Read more details about the Explorer by visiting our Rolex Explorer Ultimate Buying Guide here.
Read more about the Air-King by visiting our Rolex Air King Ultimate Buying Guide here.
Explorer 214270 vs. Air-King 116900 Specs
For easy reference, we’ve compiled this table to identify the main differences and similarities between the Explorer ref. 214270 and the Air-King ref. 116900.
|Bezel||Smooth Stainless Steel||Smooth Stainless Steel|
|Winding Crown||Twinlock Screw-Down Winding Crown||Twinlock Screw-Down Winding Crown|
|Movement||Caliber 3132||Caliber 3131 (Anti-Magnetic)|
|Bracelet||Oyster Brushed Stainless Steel||Oyster Brushed Stainless Steel|
|Clasp||Folding Oysterlock safety clasp||Folding Oysterclasp|
|Bracelet Expansion||Easylink 5mm||Easylink 5mm|
|Luminous Display||All indexes and center hands||Inverted triangle at 12 o’clock and center hands only|
|Numerals 3,6,9||Luminous (MKII Dial)||Non-luminous 18k White gold|
|Water Resistance||330 feet (100 meters)||330 feet (100 meters)|
|Approx. Price||$10,000 – $12,000 (pre-owned)||$9,000 – $11,000 (pre-owned)|
Both the 2016 editions of the Explorer and the Air-King offer their own benefits. But when it comes down to it, since their specs are so similar, choosing between the Explorer ref. 214270 and the Air-King ref. 116900 is really a matter of personal design taste. One offers a minimal approach to a Rolex sports watch while the other is a much more vibrant and bolder take.
The Next Generation: 124270 vs. 126900
Rolex released new editions of the Explorer and Air-King in 2021 and 2022, respectively, creating a slightly bigger gap between the models and the features that once made them so similar. For example, the 2021 Explorer ref. 124270 returned to its roots with a smaller 36mm case. With the new case came a new movement, the caliber 3230 – Rolex’s latest and greatest time-only movement with a longer 70-hour power reserve and more efficient Chronergy escapement. The dial still features fully-lumed Chromalight Arabic and baton hour markers and hands to resemble its Mark II predecessor ref. 214270. The new Explorer 124270 also sports the latest Oyster bracelet and Oysterlock Easylink clasp.

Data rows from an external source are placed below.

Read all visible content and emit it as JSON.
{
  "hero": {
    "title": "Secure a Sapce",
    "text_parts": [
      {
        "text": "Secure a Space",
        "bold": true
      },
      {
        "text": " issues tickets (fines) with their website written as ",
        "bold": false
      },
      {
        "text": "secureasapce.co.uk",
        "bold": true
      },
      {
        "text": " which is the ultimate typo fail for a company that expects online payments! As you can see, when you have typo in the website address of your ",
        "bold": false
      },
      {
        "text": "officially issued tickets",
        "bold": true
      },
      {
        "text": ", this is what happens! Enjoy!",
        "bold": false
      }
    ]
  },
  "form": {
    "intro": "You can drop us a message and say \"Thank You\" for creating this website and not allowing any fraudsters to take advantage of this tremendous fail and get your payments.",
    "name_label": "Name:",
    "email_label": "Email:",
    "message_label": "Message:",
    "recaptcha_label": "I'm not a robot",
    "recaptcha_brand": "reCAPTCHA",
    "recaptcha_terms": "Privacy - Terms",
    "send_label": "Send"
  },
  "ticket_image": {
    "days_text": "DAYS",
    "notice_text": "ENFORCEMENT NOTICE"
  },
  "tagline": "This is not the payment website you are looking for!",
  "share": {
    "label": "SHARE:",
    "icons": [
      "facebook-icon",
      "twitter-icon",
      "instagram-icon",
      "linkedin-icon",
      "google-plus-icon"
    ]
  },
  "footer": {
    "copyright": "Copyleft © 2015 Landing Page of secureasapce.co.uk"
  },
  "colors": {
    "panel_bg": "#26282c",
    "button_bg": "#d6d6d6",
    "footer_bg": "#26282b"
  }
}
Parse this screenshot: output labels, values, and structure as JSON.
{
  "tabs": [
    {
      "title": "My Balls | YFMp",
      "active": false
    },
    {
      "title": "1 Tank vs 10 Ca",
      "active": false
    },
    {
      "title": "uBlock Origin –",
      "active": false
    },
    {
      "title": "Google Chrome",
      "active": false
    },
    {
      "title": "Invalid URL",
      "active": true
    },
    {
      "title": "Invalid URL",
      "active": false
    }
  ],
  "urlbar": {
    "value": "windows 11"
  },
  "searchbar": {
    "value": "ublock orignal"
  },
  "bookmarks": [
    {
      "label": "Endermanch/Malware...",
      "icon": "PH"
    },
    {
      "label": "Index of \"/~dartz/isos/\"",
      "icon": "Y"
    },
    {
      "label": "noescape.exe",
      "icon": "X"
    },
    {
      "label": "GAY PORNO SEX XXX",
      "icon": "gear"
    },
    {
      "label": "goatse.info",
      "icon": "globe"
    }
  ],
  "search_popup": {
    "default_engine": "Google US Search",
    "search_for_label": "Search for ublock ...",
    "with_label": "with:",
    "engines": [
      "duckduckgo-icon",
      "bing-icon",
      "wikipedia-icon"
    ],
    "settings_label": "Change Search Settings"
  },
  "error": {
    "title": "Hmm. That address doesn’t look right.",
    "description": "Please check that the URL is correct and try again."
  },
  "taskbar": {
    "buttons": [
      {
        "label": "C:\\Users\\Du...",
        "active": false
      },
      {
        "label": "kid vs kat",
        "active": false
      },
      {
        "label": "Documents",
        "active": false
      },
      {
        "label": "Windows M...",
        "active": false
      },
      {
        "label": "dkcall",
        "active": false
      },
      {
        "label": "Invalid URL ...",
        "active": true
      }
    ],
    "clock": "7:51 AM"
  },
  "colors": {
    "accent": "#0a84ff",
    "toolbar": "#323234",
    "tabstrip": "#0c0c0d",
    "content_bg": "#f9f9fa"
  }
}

The newest iteration of the Air King, ref. 126900, hit the market in 2022. Unlike the 2021 Explorer, the case remained the same 40mm size. However, it still received some rather significant upgrades not afforded to the Explorer collection in the form of sportier crown guards. Rolex also promoted the Air-King to the Oyster bracelet outfitted with the Oysterlock and Easylink comfort extension clasp. The dial still features the polarizing Arabic hour markers and green and gold logo, only now the 3/6/9 Arabic markers are fully lumed, doing away with the silver markers completely, and Rolex swapped the “5” hour marker with “05” to appear more symmetrical with the rest of the dial. Like the Explorer 124270, the new Air-King is also powered by the caliber 3230.
The new Explorer ref. 124270 retails for $7,200, and the new Air-King ref. 126900 now retails for more than the Explorer at $7,400.
Then and now, the Explorer and Air-King are excellent entry-level “professional” Rolex models. However, while the Explorer remains arguably more subdued, the Air-King is headed in its own direction by adopting a sportier aesthetic.
With that in mind, do you prefer the Air King or Explorer? Let us know in the comments below.